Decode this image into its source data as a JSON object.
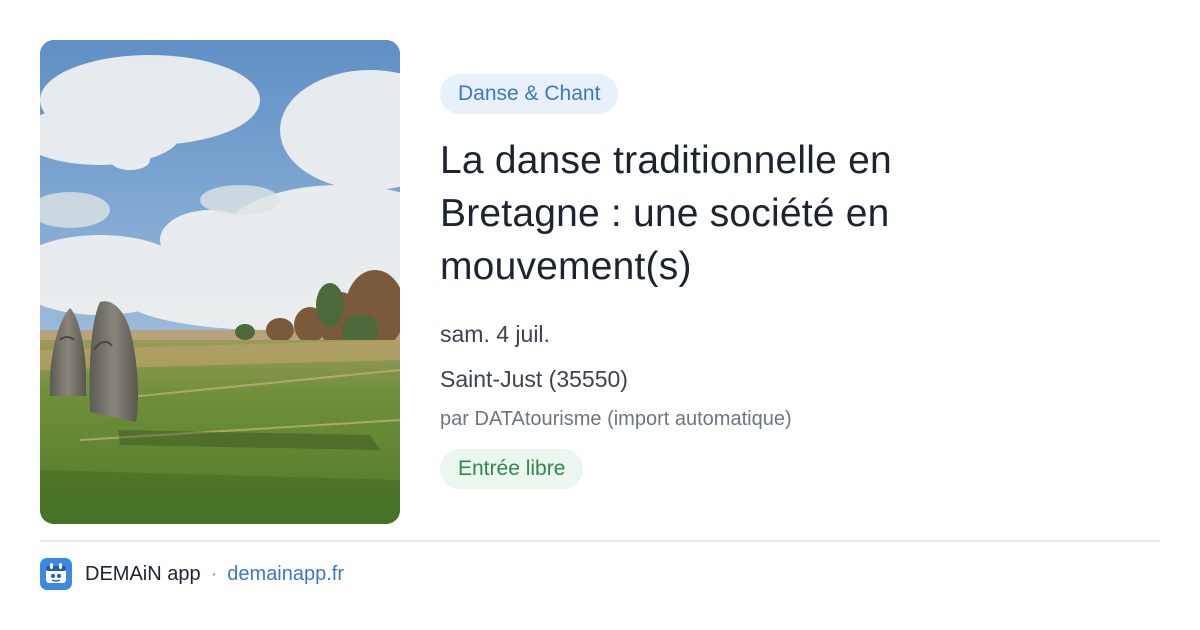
{
  "event": {
    "category": "Danse & Chant",
    "title": "La danse traditionnelle en Bretagne : une société en mouvement(s)",
    "date": "sam. 4 juil.",
    "location": "Saint-Just (35550)",
    "source": "par DATAtourisme (import automatique)",
    "price": "Entrée libre",
    "image_icon": "standing-stones-photo"
  },
  "footer": {
    "app_name": "DEMAiN app",
    "separator": "·",
    "url": "demainapp.fr",
    "icon": "demain-app-icon"
  },
  "colors": {
    "category_bg": "#e8f0fb",
    "category_text": "#3a78c9",
    "price_bg": "#eaf6ee",
    "price_text": "#2f8a4b",
    "title_text": "#1c2433",
    "link": "#3a78c9"
  }
}
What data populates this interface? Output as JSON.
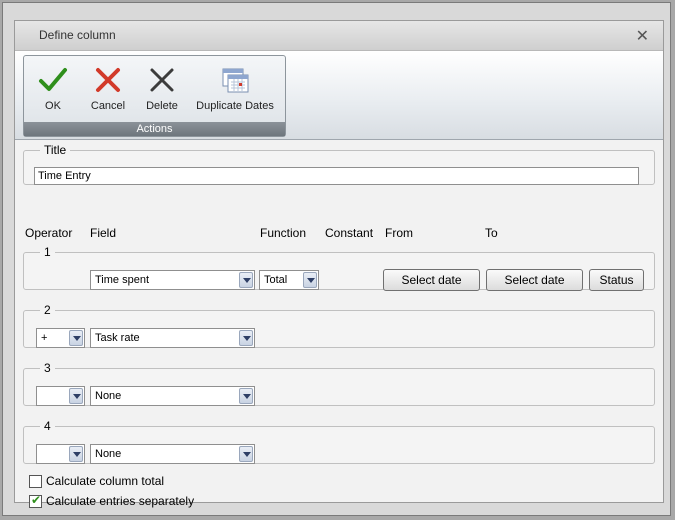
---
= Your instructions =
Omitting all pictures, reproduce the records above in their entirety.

= Reply to the exercise =
Decode this image into its source data as a JSON object.
{
  "event": {
    "category": "Danse & Chant",
    "title": "La danse traditionnelle en Bretagne : une société en mouvement(s)",
    "date": "sam. 4 juil.",
    "location": "Saint-Just (35550)",
    "source": "par DATAtourisme (import automatique)",
    "price": "Entrée libre",
    "image_icon": "standing-stones-photo"
  },
  "footer": {
    "app_name": "DEMAiN app",
    "separator": "·",
    "url": "demainapp.fr",
    "icon": "demain-app-icon"
  },
  "colors": {
    "category_bg": "#e8f0fb",
    "category_text": "#3a78c9",
    "price_bg": "#eaf6ee",
    "price_text": "#2f8a4b",
    "title_text": "#1c2433",
    "link": "#3a78c9"
  }
}
What data populates this interface? Output as JSON.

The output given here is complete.